Top of Records for the task
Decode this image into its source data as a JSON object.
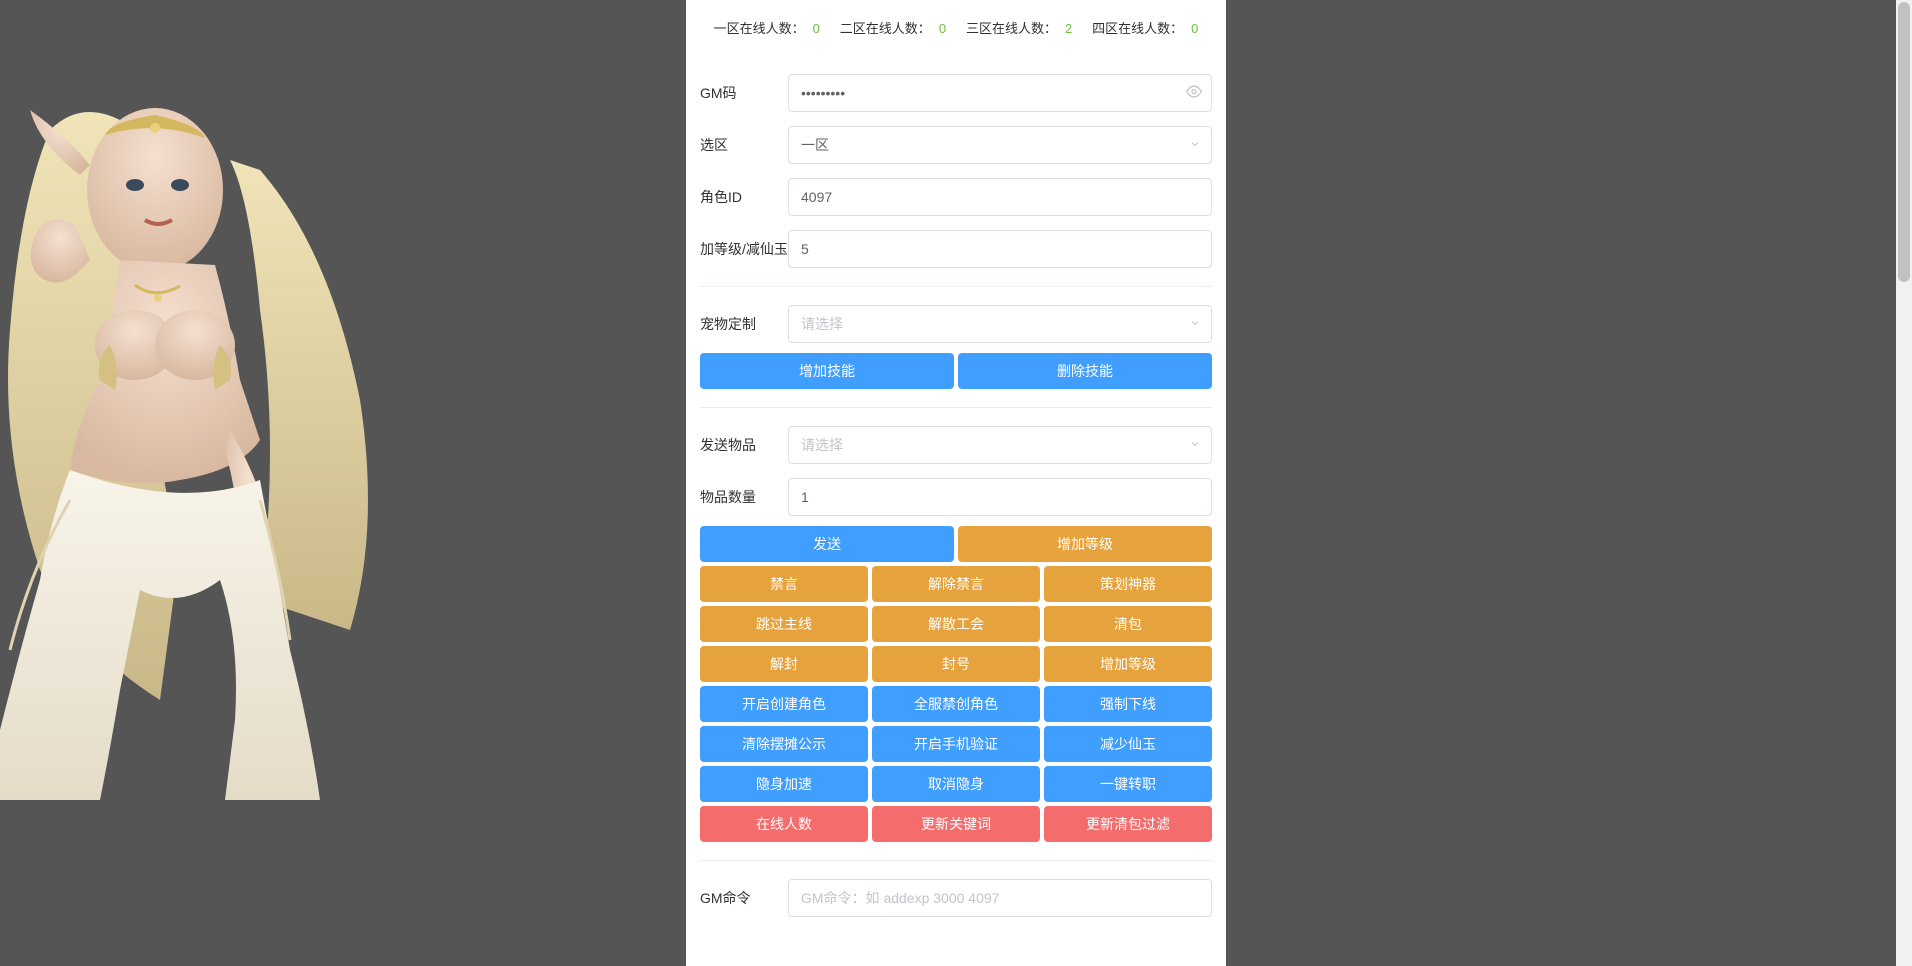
{
  "stats": [
    {
      "label": "一区在线人数：",
      "value": "0"
    },
    {
      "label": "二区在线人数：",
      "value": "0"
    },
    {
      "label": "三区在线人数：",
      "value": "2"
    },
    {
      "label": "四区在线人数：",
      "value": "0"
    }
  ],
  "form": {
    "gm_code_label": "GM码",
    "gm_code_value": "•••••••••",
    "zone_label": "选区",
    "zone_value": "一区",
    "role_id_label": "角色ID",
    "role_id_value": "4097",
    "level_label": "加等级/减仙玉",
    "level_value": "5",
    "pet_label": "宠物定制",
    "pet_placeholder": "请选择",
    "send_item_label": "发送物品",
    "send_item_placeholder": "请选择",
    "item_count_label": "物品数量",
    "item_count_value": "1",
    "gm_cmd_label": "GM命令",
    "gm_cmd_placeholder": "GM命令：如 addexp 3000 4097"
  },
  "buttons": {
    "skill_add": "增加技能",
    "skill_del": "删除技能",
    "send": "发送",
    "lvlup1": "增加等级",
    "row1": [
      "禁言",
      "解除禁言",
      "策划神器"
    ],
    "row2": [
      "跳过主线",
      "解散工会",
      "清包"
    ],
    "row3": [
      "解封",
      "封号",
      "增加等级"
    ],
    "row4": [
      "开启创建角色",
      "全服禁创角色",
      "强制下线"
    ],
    "row5": [
      "清除摆摊公示",
      "开启手机验证",
      "减少仙玉"
    ],
    "row6": [
      "隐身加速",
      "取消隐身",
      "一键转职"
    ],
    "row7": [
      "在线人数",
      "更新关键词",
      "更新清包过滤"
    ]
  }
}
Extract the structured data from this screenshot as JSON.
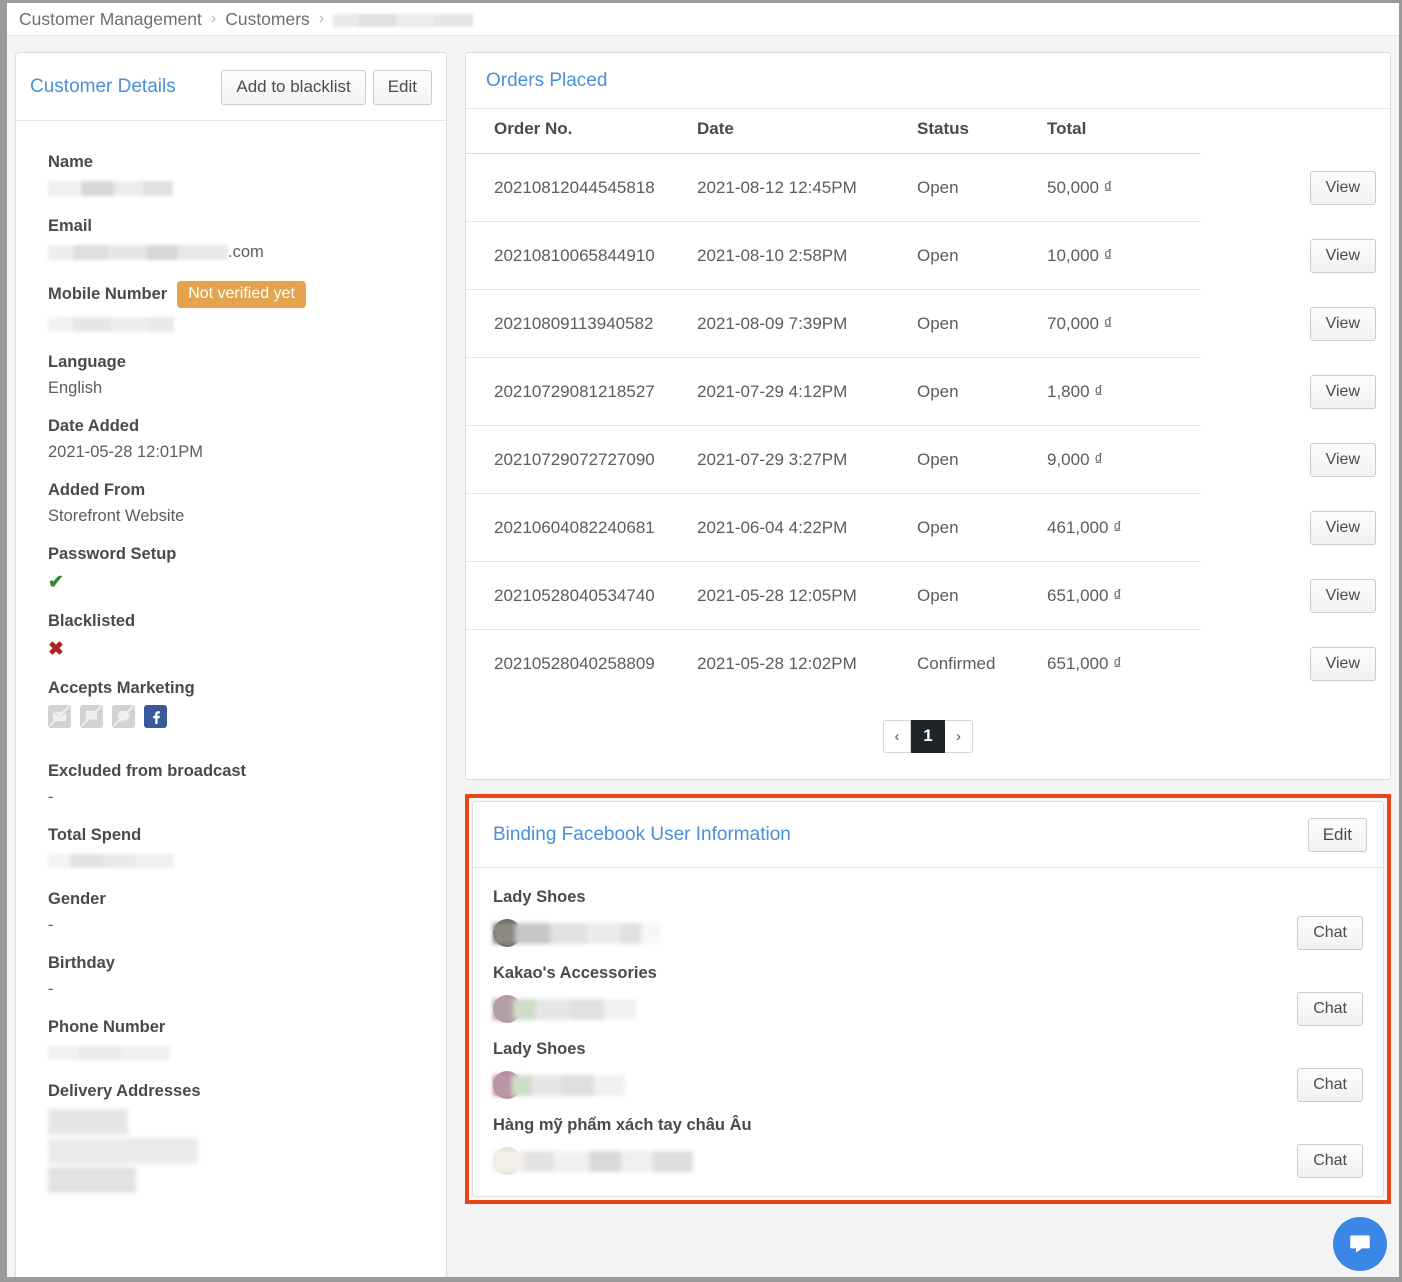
{
  "breadcrumb": {
    "items": [
      "Customer Management",
      "Customers"
    ],
    "separator": "›",
    "redacted_item": ""
  },
  "customer_panel": {
    "title": "Customer Details",
    "blacklist_button": "Add to blacklist",
    "edit_button": "Edit",
    "fields": {
      "name_label": "Name",
      "name_value": "",
      "email_label": "Email",
      "email_suffix": ".com",
      "mobile_label": "Mobile Number",
      "mobile_badge": "Not verified yet",
      "mobile_value": "",
      "language_label": "Language",
      "language_value": "English",
      "date_added_label": "Date Added",
      "date_added_value": "2021-05-28 12:01PM",
      "added_from_label": "Added From",
      "added_from_value": "Storefront Website",
      "password_setup_label": "Password Setup",
      "password_setup_value": "✔",
      "blacklisted_label": "Blacklisted",
      "blacklisted_value": "✖",
      "accepts_marketing_label": "Accepts Marketing",
      "excluded_label": "Excluded from broadcast",
      "excluded_value": "-",
      "total_spend_label": "Total Spend",
      "total_spend_value": "",
      "gender_label": "Gender",
      "gender_value": "-",
      "birthday_label": "Birthday",
      "birthday_value": "-",
      "phone_label": "Phone Number",
      "phone_value": "",
      "delivery_label": "Delivery Addresses"
    },
    "marketing_channels": [
      {
        "name": "email-marketing-icon",
        "enabled": false
      },
      {
        "name": "sms-marketing-icon",
        "enabled": false
      },
      {
        "name": "line-marketing-icon",
        "enabled": false
      },
      {
        "name": "facebook-marketing-icon",
        "enabled": true
      }
    ]
  },
  "orders_panel": {
    "title": "Orders Placed",
    "columns": [
      "Order No.",
      "Date",
      "Status",
      "Total"
    ],
    "action_label": "View",
    "rows": [
      {
        "order_no": "20210812044545818",
        "date": "2021-08-12 12:45PM",
        "status": "Open",
        "total": "50,000 ₫"
      },
      {
        "order_no": "20210810065844910",
        "date": "2021-08-10 2:58PM",
        "status": "Open",
        "total": "10,000 ₫"
      },
      {
        "order_no": "20210809113940582",
        "date": "2021-08-09 7:39PM",
        "status": "Open",
        "total": "70,000 ₫"
      },
      {
        "order_no": "20210729081218527",
        "date": "2021-07-29 4:12PM",
        "status": "Open",
        "total": "1,800 ₫"
      },
      {
        "order_no": "20210729072727090",
        "date": "2021-07-29 3:27PM",
        "status": "Open",
        "total": "9,000 ₫"
      },
      {
        "order_no": "20210604082240681",
        "date": "2021-06-04 4:22PM",
        "status": "Open",
        "total": "461,000 ₫"
      },
      {
        "order_no": "20210528040534740",
        "date": "2021-05-28 12:05PM",
        "status": "Open",
        "total": "651,000 ₫"
      },
      {
        "order_no": "20210528040258809",
        "date": "2021-05-28 12:02PM",
        "status": "Confirmed",
        "total": "651,000 ₫"
      }
    ],
    "pagination": {
      "prev": "‹",
      "current": "1",
      "next": "›"
    }
  },
  "binding_panel": {
    "title": "Binding Facebook User Information",
    "edit_button": "Edit",
    "chat_button": "Chat",
    "highlight_color": "#ea4517",
    "rows": [
      {
        "page_name": "Lady Shoes",
        "user_name": ""
      },
      {
        "page_name": "Kakao's Accessories",
        "user_name": ""
      },
      {
        "page_name": "Lady Shoes",
        "user_name": ""
      },
      {
        "page_name": "Hàng mỹ phẩm xách tay châu Âu",
        "user_name": ""
      }
    ]
  },
  "chat_launcher": {
    "name": "intercom-chat-launcher"
  },
  "colors": {
    "link": "#4a90d9",
    "badge_warning": "#e3a44d",
    "highlight": "#ea4517",
    "facebook": "#3b5998",
    "check": "#2e8b2e",
    "cross": "#b02020",
    "pagination_active": "#20242b",
    "launcher": "#3b87e8"
  }
}
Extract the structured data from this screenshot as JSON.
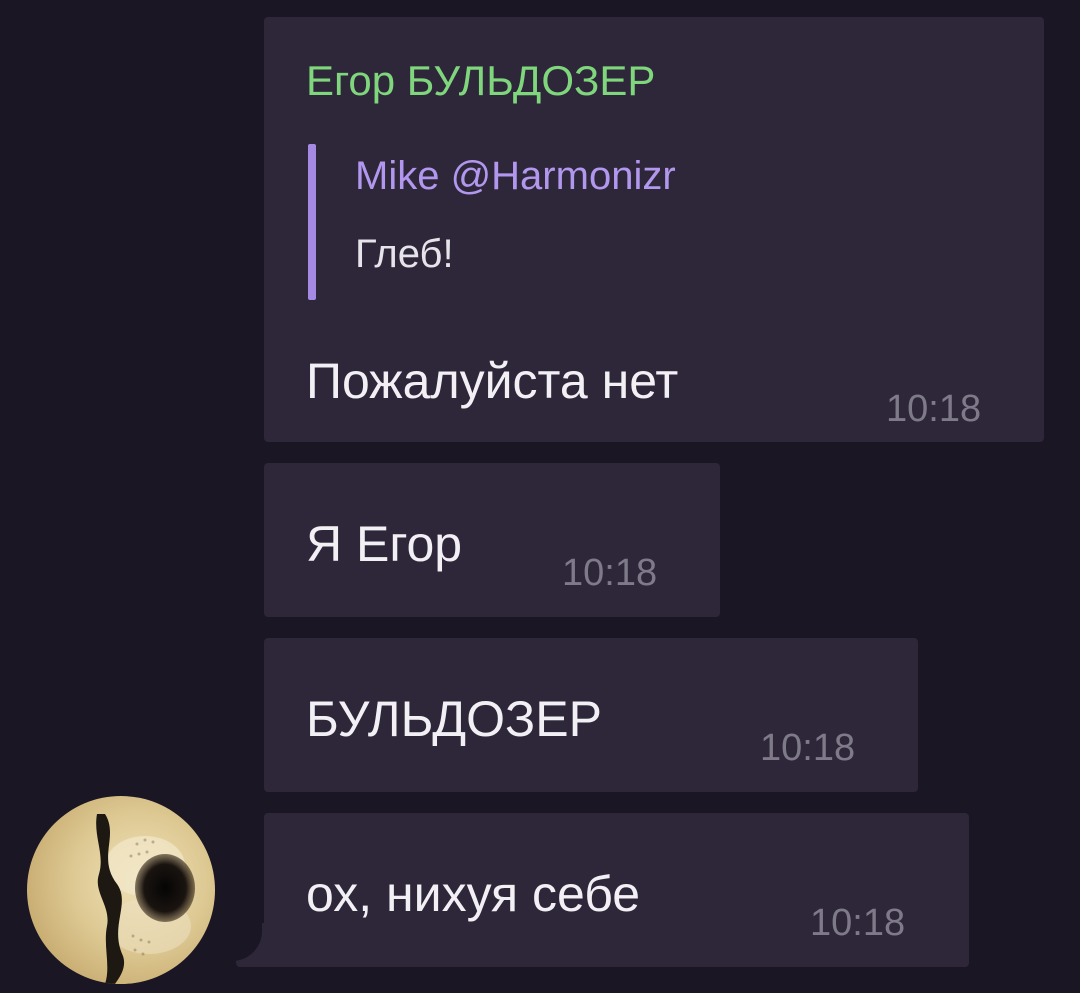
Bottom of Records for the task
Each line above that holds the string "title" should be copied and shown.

## Task result
    "title": "Customer Details",
    "title": "Orders Placed",
    "title": "Binding Facebook User Information",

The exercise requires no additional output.